Oxford has a Town Hall, which opened in 1931. The new town hall was intended to replace two previous town halls and was seen as one means to unify East Oxford and West Oxford into a single township. The hall is currently waiting for earthquake upgrading...
The community saved hard during 2005 and 2006 to raise funds for such projects as a community-based swimming pool in Burnett Street (the Oxford Community Pool) and a first-response ambulance to assist local citizens. The town prides itself on its ability to self-fund community projects through organizations such as the Lions.
Oxford has several Churches and Organisations
Oxford Union Church (Presbyterian)
Oxford Baptist Church
Seventh Day Adventist Church
Tawera Masonic Lodge
Oxford Working Men’s Club
West Oxford Hotel (Public House - The West)
Oxford was linked to Christchurch in 1878 by the Oxford Branch Line, a narrow-gauge line running from Oxford West to Rangiora to meet the broad gauge from Christchurch. With the gauge conversion of 1878, it became easier to transfer passengers and freight from the branch line to Christchurch - although passengers still had to change trains at Rangiora from the Waipara train to the branch train. At one time the line stretched from Rangiora through Bennetts Junction (where the Eyreton Branch Line met the Oxford Branch), Oxford, and to Sheffield. This necessitated a high road-rail bridge across the Waimakariri Gorge.
The extension from Oxford to Sheffield closed in 1931 along with the Eyreton Branch from Bennetts to Eyreton, leaving the Oxford branch to live out the rest of its days as a rural branch line. It lost its passenger service in the 1940s, and from thereon became a 'freight only' line. Due to declining revenue, the New Zealand Railways closed the branch on 31 May 1959, and sold the line to Scotts Engineering of Christchurch, who used the rails from several branch lines to build farm sheds.
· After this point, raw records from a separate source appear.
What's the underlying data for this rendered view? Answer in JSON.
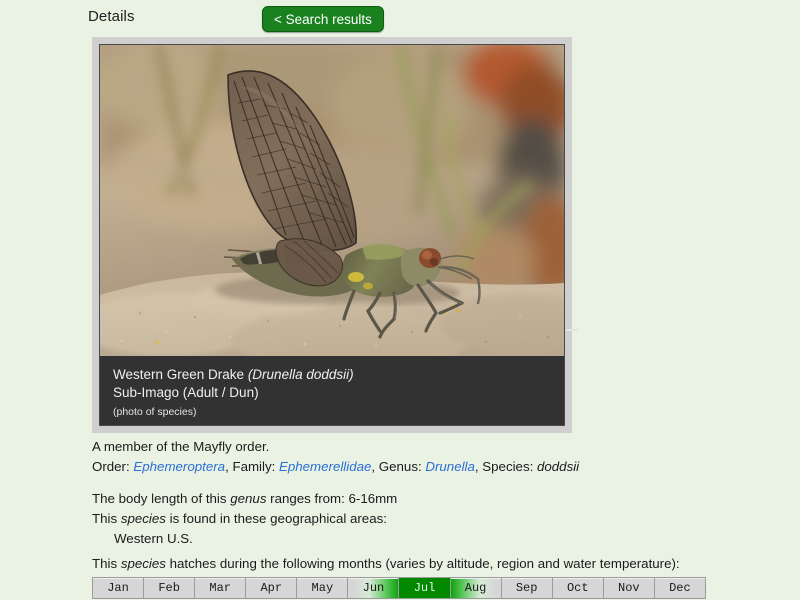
{
  "header": {
    "title": "Details",
    "back_button": "< Search results"
  },
  "photo": {
    "alt_name": "mayfly-sub-imago-photo",
    "caption_common_name": "Western Green Drake ",
    "caption_scientific_name": "(Drunella doddsii)",
    "caption_stage": "Sub-Imago (Adult / Dun)",
    "caption_note": "(photo of species)"
  },
  "details": {
    "order_note": "A member of the Mayfly order.",
    "taxonomy": {
      "order_label": "Order: ",
      "order_value": "Ephemeroptera",
      "family_label": ", Family: ",
      "family_value": "Ephemerellidae",
      "genus_label": ", Genus: ",
      "genus_value": "Drunella",
      "species_label": ", Species: ",
      "species_value": "doddsii"
    },
    "body_length_pre": "The body length of this ",
    "body_length_em": "genus",
    "body_length_post": " ranges from: 6-16mm",
    "geo_pre": "This ",
    "geo_em": "species",
    "geo_post": " is found in these geographical areas:",
    "geo_area": "Western U.S."
  },
  "hatch": {
    "label_pre": "This ",
    "label_em": "species",
    "label_post": " hatches during the following months (varies by altitude, region and water temperature):",
    "months": [
      {
        "label": "Jan",
        "state": "none"
      },
      {
        "label": "Feb",
        "state": "none"
      },
      {
        "label": "Mar",
        "state": "none"
      },
      {
        "label": "Apr",
        "state": "none"
      },
      {
        "label": "May",
        "state": "none"
      },
      {
        "label": "Jun",
        "state": "partial-start"
      },
      {
        "label": "Jul",
        "state": "full"
      },
      {
        "label": "Aug",
        "state": "partial-end"
      },
      {
        "label": "Sep",
        "state": "none"
      },
      {
        "label": "Oct",
        "state": "none"
      },
      {
        "label": "Nov",
        "state": "none"
      },
      {
        "label": "Dec",
        "state": "none"
      }
    ]
  },
  "colors": {
    "page_background": "#e9f2e3",
    "button_green": "#19821f",
    "hatch_green": "#018a01",
    "link_blue": "#2b6fd6",
    "caption_background": "#323232",
    "frame_gray": "#cfcfcf"
  }
}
The line was latterly worked by the A and AB class 4-6-2 and C class 2-6-2 tender locomotives. No diesel locomotives or railcars are known to have used the branch, although thought was given in the 1940s to running a small railcar on the Branch to provide a passenger service.
Oxford Benevolent and Improvement League
The OB&I is an organization formed during World War I to provide charitable support to war widows. To raise money, the League showed films in the old Oxford Town Hall. The OB&I still exists and provides charitable support to the citizens of Oxford. Today, movies are screened in the Town Hall on approximately every other Saturday during the winter. The heyday of the OB&I movies was the middle of the 20th century, when three or four films would be shown every week, and queues often extended around the building. This was before private car ownership became popular as the nearest cinema was in Christchurch, some 50 km distant.
Renovating Main Street
During 2009 Oxford's Main Street underwent a major renovation with the road resurfaced, pedestrian refuges in strategic locations and new footpaths with garden beds. The old welcome signs were replaced with new "Experience Oxford" signs at East and West entries. This project was a joint undertaking by the Waimakariri Council and the Oxford Promotions and Action Committee (OPAC).however they ran out of money and never finished both sides of the street.
- Quickstats about Oxford
- Waimakariri District Council (2000). District public toilet strategy (PDF). Retrieved 2012-06-28. Unknown parameter
- Reed, A. W. (2010). Peter Dowling, ed. Place Names of New Zealand. Rosedale, North Shore: Raupo. p. 297. ISBN 9780143204107.
- Hight, James; C. R. Straubel (1957). A History of Canterbury. Volume I : to 1854. Christchurch: Whitcombe and Tombs Ltd. p. 120.